The service was all about the rule of law; about how we citizens appoint people to have authority over us, to maintain the peace, enforce good law, and collect taxes.
We all agree to accept the authority of judges, the police, local and central government and so on, because we believe that giving up some of our freedoms to properly elected and appointed people, is in our own best interests. It keeps everyone else under control even if we ourselves don’t need it. It’s what political philosophers call the ‘social contract’ and it’s what makes civilised democracies what they are.
Yet the social contract is invisible. It’s not written down. There are no institutions to uphold it. It has no headquarters, offices nor coats of arms.
And that is why events like Sunday’s service are so important.

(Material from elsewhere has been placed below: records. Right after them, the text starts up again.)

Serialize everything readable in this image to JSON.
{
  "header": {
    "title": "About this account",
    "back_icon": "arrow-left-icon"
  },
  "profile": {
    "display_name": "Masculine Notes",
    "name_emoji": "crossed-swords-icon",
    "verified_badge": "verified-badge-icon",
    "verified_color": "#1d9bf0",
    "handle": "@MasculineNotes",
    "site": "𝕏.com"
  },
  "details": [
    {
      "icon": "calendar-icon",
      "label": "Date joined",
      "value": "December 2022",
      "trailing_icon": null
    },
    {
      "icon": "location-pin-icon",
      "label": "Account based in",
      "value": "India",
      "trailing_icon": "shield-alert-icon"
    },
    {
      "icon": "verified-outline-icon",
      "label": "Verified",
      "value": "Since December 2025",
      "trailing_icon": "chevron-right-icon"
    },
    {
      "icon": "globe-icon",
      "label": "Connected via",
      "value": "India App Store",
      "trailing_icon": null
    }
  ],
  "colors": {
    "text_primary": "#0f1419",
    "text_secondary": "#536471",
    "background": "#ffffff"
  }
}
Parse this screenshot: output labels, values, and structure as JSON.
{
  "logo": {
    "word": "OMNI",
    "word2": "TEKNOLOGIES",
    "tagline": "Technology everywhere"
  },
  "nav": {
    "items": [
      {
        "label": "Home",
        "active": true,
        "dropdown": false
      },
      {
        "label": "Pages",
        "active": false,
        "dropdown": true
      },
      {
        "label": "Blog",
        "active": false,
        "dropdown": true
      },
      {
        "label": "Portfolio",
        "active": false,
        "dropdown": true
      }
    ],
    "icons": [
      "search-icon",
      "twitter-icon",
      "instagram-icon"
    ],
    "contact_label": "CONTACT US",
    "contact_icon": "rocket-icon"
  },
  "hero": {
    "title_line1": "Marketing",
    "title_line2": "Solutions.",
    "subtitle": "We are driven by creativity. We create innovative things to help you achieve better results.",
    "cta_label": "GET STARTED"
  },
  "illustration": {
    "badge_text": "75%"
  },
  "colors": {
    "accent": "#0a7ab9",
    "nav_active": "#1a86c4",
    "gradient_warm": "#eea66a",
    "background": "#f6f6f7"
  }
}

They are the visible representation of what we have all signed up to. People wearing funny uniforms; antique if not antiquated language and music, people carrying maces and genuflecting to the altar.
And Parliament is the same. We could probably do it all with conference calls via Skype, voting on our Blackberries.
Perhaps we don’t need to get together in Westminster, and just let the duly elected Government get on with it? I think not. The uniforms, the ceremony, the rules, the procedures, the very building – all are visual representations of democracy and the rule of law.